__Problem to work on__:
Copy all of the data that follows without altering a word.

(Dataset items)
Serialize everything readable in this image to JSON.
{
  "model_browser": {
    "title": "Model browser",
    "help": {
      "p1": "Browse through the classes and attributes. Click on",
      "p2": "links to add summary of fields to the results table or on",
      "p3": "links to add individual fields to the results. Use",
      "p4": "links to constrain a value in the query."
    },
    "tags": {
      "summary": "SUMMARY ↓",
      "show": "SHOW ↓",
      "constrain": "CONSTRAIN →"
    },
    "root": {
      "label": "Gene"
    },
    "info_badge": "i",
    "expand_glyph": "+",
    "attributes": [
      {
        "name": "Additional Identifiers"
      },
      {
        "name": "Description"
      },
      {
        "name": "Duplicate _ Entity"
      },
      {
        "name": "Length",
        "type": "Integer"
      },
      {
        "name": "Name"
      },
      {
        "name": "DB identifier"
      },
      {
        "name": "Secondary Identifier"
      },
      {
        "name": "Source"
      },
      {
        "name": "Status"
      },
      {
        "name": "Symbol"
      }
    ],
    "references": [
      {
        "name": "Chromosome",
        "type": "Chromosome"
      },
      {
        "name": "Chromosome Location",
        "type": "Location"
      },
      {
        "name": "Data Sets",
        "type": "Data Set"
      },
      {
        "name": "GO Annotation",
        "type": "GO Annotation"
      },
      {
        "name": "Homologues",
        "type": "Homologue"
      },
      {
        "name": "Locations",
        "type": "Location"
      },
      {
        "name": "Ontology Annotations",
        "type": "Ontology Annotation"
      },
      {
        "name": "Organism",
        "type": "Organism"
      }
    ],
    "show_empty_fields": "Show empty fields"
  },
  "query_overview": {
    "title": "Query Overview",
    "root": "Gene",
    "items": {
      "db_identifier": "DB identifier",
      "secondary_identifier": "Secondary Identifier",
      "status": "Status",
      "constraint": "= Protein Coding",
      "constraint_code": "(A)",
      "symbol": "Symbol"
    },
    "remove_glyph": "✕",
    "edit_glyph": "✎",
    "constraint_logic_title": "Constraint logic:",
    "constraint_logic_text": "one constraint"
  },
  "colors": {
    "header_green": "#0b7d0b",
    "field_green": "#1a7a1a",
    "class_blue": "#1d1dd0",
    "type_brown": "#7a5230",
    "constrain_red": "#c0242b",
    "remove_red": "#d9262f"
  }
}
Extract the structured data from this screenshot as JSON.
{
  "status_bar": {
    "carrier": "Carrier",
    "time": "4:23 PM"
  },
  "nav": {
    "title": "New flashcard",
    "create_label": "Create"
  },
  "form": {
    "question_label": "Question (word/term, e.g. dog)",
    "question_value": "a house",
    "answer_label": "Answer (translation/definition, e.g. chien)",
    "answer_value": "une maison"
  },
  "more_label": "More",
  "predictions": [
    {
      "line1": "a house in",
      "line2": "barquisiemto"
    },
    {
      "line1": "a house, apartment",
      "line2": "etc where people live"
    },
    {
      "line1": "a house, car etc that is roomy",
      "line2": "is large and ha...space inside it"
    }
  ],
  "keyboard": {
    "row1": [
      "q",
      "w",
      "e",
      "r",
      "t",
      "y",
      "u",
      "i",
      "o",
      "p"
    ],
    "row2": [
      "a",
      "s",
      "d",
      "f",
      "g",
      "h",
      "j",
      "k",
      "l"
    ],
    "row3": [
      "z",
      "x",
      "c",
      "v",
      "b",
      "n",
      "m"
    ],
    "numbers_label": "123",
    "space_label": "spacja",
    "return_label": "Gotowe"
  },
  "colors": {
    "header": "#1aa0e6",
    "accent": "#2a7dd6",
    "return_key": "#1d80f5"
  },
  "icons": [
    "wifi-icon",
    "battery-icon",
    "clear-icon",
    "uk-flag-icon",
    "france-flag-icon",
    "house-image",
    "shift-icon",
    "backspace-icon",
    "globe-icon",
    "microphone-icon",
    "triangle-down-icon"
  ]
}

__Result__:
Serialize everything readable in this image to JSON.
{
  "model_browser": {
    "title": "Model browser",
    "help": {
      "p1": "Browse through the classes and attributes. Click on",
      "p2": "links to add summary of fields to the results table or on",
      "p3": "links to add individual fields to the results. Use",
      "p4": "links to constrain a value in the query."
    },
    "tags": {
      "summary": "SUMMARY ↓",
      "show": "SHOW ↓",
      "constrain": "CONSTRAIN →"
    },
    "root": {
      "label": "Gene"
    },
    "info_badge": "i",
    "expand_glyph": "+",
    "attributes": [
      {
        "name": "Additional Identifiers"
      },
      {
        "name": "Description"
      },
      {
        "name": "Duplicate _ Entity"
      },
      {
        "name": "Length",
        "type": "Integer"
      },
      {
        "name": "Name"
      },
      {
        "name": "DB identifier"
      },
      {
        "name": "Secondary Identifier"
      },
      {
        "name": "Source"
      },
      {
        "name": "Status"
      },
      {
        "name": "Symbol"
      }
    ],
    "references": [
      {
        "name": "Chromosome",
        "type": "Chromosome"
      },
      {
        "name": "Chromosome Location",
        "type": "Location"
      },
      {
        "name": "Data Sets",
        "type": "Data Set"
      },
      {
        "name": "GO Annotation",
        "type": "GO Annotation"
      },
      {
        "name": "Homologues",
        "type": "Homologue"
      },
      {
        "name": "Locations",
        "type": "Location"
      },
      {
        "name": "Ontology Annotations",
        "type": "Ontology Annotation"
      },
      {
        "name": "Organism",
        "type": "Organism"
      }
    ],
    "show_empty_fields": "Show empty fields"
  },
  "query_overview": {
    "title": "Query Overview",
    "root": "Gene",
    "items": {
      "db_identifier": "DB identifier",
      "secondary_identifier": "Secondary Identifier",
      "status": "Status",
      "constraint": "= Protein Coding",
      "constraint_code": "(A)",
      "symbol": "Symbol"
    },
    "remove_glyph": "✕",
    "edit_glyph": "✎",
    "constraint_logic_title": "Constraint logic:",
    "constraint_logic_text": "one constraint"
  },
  "colors": {
    "header_green": "#0b7d0b",
    "field_green": "#1a7a1a",
    "class_blue": "#1d1dd0",
    "type_brown": "#7a5230",
    "constrain_red": "#c0242b",
    "remove_red": "#d9262f"
  }
}
Extract the structured data from this screenshot as JSON.
{
  "status_bar": {
    "carrier": "Carrier",
    "time": "4:23 PM"
  },
  "nav": {
    "title": "New flashcard",
    "create_label": "Create"
  },
  "form": {
    "question_label": "Question (word/term, e.g. dog)",
    "question_value": "a house",
    "answer_label": "Answer (translation/definition, e.g. chien)",
    "answer_value": "une maison"
  },
  "more_label": "More",
  "predictions": [
    {
      "line1": "a house in",
      "line2": "barquisiemto"
    },
    {
      "line1": "a house, apartment",
      "line2": "etc where people live"
    },
    {
      "line1": "a house, car etc that is roomy",
      "line2": "is large and ha...space inside it"
    }
  ],
  "keyboard": {
    "row1": [
      "q",
      "w",
      "e",
      "r",
      "t",
      "y",
      "u",
      "i",
      "o",
      "p"
    ],
    "row2": [
      "a",
      "s",
      "d",
      "f",
      "g",
      "h",
      "j",
      "k",
      "l"
    ],
    "row3": [
      "z",
      "x",
      "c",
      "v",
      "b",
      "n",
      "m"
    ],
    "numbers_label": "123",
    "space_label": "spacja",
    "return_label": "Gotowe"
  },
  "colors": {
    "header": "#1aa0e6",
    "accent": "#2a7dd6",
    "return_key": "#1d80f5"
  },
  "icons": [
    "wifi-icon",
    "battery-icon",
    "clear-icon",
    "uk-flag-icon",
    "france-flag-icon",
    "house-image",
    "shift-icon",
    "backspace-icon",
    "globe-icon",
    "microphone-icon",
    "triangle-down-icon"
  ]
}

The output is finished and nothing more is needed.